Padden, H. (2022). Does Space Law Prevent Patterns of Antarctic Imperialism in Outer Space? Global Policy, 13(3), pp.346–357. doi:

Pastorius, C. (2013). Law and Policy in the Global Space Industry's Lift-Of. Barry Law Review, 19(1), pp. 201-247. Available at:

Pekkanen, S.M. (2019). Governing the New Space Race. AJIL Unbound, 113, pp.92–97. doi:

Powell, M. (2019). Understanding the Promises and Pitfalls of Outer Space Mining and the Need for an International Regulatory Body to Govern the Extraction of Space-Based Resources.

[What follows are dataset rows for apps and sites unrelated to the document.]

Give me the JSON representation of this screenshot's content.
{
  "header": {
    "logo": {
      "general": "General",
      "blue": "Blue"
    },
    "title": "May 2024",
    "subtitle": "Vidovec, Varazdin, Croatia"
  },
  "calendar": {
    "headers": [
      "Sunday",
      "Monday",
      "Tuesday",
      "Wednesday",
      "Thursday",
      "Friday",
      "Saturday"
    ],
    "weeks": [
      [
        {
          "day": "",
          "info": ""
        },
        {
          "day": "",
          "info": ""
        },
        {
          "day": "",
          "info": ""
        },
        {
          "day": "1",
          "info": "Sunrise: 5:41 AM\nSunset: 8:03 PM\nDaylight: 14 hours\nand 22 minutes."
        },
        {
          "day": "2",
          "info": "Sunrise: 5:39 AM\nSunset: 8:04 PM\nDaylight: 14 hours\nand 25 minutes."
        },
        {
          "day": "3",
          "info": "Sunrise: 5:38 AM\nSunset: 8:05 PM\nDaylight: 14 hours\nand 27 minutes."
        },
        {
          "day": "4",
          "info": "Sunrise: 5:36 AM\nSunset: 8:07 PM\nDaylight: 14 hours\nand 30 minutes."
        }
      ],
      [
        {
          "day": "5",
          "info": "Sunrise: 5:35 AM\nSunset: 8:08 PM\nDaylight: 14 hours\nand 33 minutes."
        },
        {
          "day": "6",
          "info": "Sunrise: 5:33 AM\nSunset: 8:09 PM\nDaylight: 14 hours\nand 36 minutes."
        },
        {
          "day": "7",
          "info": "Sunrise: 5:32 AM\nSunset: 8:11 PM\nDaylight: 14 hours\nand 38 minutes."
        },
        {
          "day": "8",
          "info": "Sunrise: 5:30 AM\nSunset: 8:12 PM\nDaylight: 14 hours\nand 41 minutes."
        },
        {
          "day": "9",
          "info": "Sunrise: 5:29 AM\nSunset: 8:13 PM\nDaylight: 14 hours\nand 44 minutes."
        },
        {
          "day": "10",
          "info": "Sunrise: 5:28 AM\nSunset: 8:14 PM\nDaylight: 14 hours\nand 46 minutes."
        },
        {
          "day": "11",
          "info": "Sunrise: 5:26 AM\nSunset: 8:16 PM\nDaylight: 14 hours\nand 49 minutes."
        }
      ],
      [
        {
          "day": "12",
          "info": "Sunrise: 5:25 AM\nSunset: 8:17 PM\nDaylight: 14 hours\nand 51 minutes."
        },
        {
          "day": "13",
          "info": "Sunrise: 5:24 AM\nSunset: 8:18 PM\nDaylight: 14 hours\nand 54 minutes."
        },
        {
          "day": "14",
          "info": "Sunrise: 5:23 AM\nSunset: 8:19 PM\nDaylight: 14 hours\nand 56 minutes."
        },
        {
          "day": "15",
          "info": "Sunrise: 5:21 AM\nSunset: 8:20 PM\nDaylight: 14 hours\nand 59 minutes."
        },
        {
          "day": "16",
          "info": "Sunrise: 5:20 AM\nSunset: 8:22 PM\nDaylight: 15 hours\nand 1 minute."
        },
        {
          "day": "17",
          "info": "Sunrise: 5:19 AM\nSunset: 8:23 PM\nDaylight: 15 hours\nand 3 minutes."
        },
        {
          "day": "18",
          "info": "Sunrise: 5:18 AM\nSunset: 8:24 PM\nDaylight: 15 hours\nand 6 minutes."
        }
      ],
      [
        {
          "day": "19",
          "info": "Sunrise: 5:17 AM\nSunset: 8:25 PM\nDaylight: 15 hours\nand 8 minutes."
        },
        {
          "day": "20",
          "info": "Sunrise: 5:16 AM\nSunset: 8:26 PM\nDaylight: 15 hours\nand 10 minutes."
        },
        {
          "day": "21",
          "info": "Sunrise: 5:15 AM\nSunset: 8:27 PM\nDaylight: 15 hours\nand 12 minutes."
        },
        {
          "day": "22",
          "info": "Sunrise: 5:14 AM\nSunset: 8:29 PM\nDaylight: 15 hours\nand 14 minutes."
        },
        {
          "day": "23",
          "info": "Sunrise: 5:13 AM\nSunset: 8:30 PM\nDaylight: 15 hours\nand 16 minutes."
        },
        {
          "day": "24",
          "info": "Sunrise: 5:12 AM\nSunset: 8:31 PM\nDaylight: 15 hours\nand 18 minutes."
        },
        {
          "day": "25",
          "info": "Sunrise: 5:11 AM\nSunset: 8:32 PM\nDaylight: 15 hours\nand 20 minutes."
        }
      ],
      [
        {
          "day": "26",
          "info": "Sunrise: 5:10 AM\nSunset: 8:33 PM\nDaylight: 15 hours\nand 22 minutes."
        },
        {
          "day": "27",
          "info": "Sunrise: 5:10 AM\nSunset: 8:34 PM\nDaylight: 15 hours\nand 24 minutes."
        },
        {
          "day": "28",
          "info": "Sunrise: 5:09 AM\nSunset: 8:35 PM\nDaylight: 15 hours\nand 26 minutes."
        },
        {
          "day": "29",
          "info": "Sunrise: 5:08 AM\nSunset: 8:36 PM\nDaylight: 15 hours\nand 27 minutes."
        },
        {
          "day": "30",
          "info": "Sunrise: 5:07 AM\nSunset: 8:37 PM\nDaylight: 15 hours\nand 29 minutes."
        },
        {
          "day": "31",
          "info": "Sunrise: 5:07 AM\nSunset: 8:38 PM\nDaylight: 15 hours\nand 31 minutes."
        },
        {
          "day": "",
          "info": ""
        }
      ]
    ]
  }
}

Pittsburgh Journal of Technology Law and Policy, 19(1), pp. 1-36. doi:

Reinstein, E. J. (1999). Owning outer space. Northwestern Journal of International Law & Business, 20(1), 59-98.‏ Available at:

Saleem, A. N., Noori, N. M., & Ozdamli, F. (2022). Gamification applications in E-learning: A literature review. Technology, Knowledge and Learning, 27(1), pp. 139-159. doi:

Sarnacki, D. (2014). Property Rights in Space. Texas A&M Journal of Property Law, 2(1), pp.123–146. doi:

Wrench, J. G. (2019). Non-appropriation, no problem: The outer space treaty is ready for asteroid mining. Case Western Reserve Journal of International Law, 51(1), pp. 437-462.‏ Available at:

Third: Conferences

United Nations Institute for Disarmament Research (UNIDIR) (2007). Space Technology Treaties Security International Instruments Weapons. Conference Celebrating the Space Age: 50 years of space technology, 40 years of the Outer space treaty: Conference report 2-3 April 2007. Geneva: UN, 2007. - Available at:

Fourth: Legislations and International Agreements

Agreement governing the activities of states on the Moon and other Celestial Bodies (Moon Agreement). New York, 5 December 1979.

Convention on International Liability for Damage Caused by Space Objects (Liability Convention) (1972).

The Luxembourg Law on the Exploration and Use of Space Resources of 20 July 2017 entered into force on 2 August 2017.

Treaty on Principles Governing the Activities of States in the Exploration and Use of Outer Space, including the Moon and Other Celestial Bodies (Use of Outer Space Treaty) (1967) US. Commercial Space Launch Competitiveness Act, Nov. 25, 2015.

UAE Federal Law No. 12 of 2019 on the Regulation of the Space Sector.

Fifth: Electronic Resources and Websites (2019). NASA, Boeing Media Teleconference Streaming Now – Commercial Crew Program. [online] Available at: [Accessed 1 Jan. 2023].

CNN, B. Jackie W. and Adrienne V. (2023b). SpaceX’s uncrewed Starship explodes on launch attempt. [online] CNN. Available at: [Accessed 3 Jul. 2023].

CNN, L.K. (2023a). Venus is a Russian planet -- say the Russians. [online] CNN. Available at: [Accessed 4 April. 2023]. (2023). Space Mining and (U.S.) Space Law | Peace Palace Library. [online] Available at: [Accessed 10 Jul. 2023].

Skipper, J. and Gorman, S. (2023). Elon Musk’s Starship explodes minutes after first test flight’s liftoff. Reuters. [online] 21 Apr. Available at: [Accessed 7 Jul. 2023] (2023). Space Resources. [online] Available at: [Accessed 1 Jul. 2023].

Wion. (2023). Elon Musk loses billions in net worth after Starship explosion, Tesla’s underperformance. [online] Available at: [Accessed 8 Jul. 2023]. (2023). Countries With Space Programs 2021. [online] Available at: [Accessed 5 March. 2023].



How to Cite

Akrem, D. (2023). The Lawfulness of Space Mining for Commercial Exploitation. Zanco Journal of Law and Politics گۆڤاری زانكۆ بۆ یاساورامیاری, 21(35), 108–126.